§ **WORK TASK**: Among the entries below, which lines include the string "favicon"? Show each one.

▶

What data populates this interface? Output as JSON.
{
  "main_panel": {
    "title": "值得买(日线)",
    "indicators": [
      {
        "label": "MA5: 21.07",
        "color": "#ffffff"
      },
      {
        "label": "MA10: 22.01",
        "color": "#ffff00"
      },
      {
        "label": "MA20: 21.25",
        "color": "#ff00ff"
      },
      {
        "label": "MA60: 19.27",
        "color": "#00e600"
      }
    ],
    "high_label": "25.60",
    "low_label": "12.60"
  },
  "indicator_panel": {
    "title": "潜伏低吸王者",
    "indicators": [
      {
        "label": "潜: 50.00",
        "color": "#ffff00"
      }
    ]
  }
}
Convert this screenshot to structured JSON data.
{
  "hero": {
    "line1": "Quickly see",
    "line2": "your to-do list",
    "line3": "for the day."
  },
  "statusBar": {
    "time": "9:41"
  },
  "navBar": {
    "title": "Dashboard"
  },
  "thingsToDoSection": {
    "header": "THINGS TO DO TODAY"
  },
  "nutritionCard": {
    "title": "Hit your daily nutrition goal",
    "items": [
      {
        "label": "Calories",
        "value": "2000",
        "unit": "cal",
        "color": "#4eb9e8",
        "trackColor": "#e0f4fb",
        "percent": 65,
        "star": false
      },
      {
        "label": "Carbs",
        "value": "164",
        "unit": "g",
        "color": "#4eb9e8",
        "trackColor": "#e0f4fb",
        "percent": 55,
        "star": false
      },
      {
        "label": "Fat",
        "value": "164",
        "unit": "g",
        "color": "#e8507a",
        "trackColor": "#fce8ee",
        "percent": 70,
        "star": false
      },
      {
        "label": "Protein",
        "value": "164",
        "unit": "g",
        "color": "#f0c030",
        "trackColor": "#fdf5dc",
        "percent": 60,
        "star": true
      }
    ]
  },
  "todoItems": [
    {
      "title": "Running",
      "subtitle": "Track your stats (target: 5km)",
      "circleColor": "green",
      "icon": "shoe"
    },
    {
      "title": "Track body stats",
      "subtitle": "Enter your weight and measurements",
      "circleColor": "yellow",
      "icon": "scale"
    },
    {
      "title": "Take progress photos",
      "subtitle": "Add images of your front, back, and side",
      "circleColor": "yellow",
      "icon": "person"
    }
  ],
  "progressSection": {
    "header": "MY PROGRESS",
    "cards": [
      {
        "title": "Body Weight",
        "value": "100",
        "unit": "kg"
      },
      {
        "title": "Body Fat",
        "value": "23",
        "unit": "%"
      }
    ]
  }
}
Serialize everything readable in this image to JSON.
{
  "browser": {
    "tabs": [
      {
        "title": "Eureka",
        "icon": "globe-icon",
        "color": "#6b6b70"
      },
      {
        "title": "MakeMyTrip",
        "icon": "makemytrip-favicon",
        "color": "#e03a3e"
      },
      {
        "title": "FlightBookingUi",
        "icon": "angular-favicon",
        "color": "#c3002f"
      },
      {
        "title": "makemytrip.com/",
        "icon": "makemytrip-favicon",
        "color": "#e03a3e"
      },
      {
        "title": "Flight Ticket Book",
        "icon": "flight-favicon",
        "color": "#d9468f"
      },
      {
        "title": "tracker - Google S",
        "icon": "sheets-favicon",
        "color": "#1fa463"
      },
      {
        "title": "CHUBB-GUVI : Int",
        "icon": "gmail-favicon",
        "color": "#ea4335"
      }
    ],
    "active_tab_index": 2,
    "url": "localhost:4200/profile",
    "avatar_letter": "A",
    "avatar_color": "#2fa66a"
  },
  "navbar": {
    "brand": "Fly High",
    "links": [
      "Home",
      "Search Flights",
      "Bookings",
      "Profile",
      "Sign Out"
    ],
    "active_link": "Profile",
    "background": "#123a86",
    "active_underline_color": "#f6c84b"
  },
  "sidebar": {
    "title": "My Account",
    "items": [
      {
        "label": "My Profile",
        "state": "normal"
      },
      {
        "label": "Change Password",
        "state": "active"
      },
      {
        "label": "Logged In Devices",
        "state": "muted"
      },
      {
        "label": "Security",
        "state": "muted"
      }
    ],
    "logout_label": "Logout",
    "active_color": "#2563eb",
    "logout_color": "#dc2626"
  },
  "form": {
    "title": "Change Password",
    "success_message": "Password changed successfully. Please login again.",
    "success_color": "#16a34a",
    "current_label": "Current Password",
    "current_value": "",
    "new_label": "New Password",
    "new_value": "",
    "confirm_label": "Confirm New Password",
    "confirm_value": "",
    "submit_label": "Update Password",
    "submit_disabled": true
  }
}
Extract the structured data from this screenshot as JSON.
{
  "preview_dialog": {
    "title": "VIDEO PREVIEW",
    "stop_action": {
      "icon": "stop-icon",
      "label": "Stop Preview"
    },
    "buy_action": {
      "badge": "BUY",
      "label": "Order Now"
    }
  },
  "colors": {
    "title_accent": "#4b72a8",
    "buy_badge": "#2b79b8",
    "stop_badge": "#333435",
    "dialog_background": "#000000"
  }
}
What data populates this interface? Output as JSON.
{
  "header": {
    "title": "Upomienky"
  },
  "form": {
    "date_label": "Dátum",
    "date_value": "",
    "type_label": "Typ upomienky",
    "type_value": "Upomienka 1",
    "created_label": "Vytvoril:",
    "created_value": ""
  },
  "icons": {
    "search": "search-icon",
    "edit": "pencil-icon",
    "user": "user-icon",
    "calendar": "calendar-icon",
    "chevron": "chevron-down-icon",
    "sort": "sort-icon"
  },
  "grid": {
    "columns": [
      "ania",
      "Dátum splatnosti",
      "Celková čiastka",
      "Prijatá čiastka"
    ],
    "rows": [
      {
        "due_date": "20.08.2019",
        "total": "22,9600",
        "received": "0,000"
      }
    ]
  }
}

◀

§ **RESPONSE TO THIS TASK**:
        "icon": "makemytrip-favicon",
        "icon": "angular-favicon",
        "icon": "makemytrip-favicon",
        "icon": "flight-favicon",
        "icon": "sheets-favicon",
        "icon": "gmail-favicon",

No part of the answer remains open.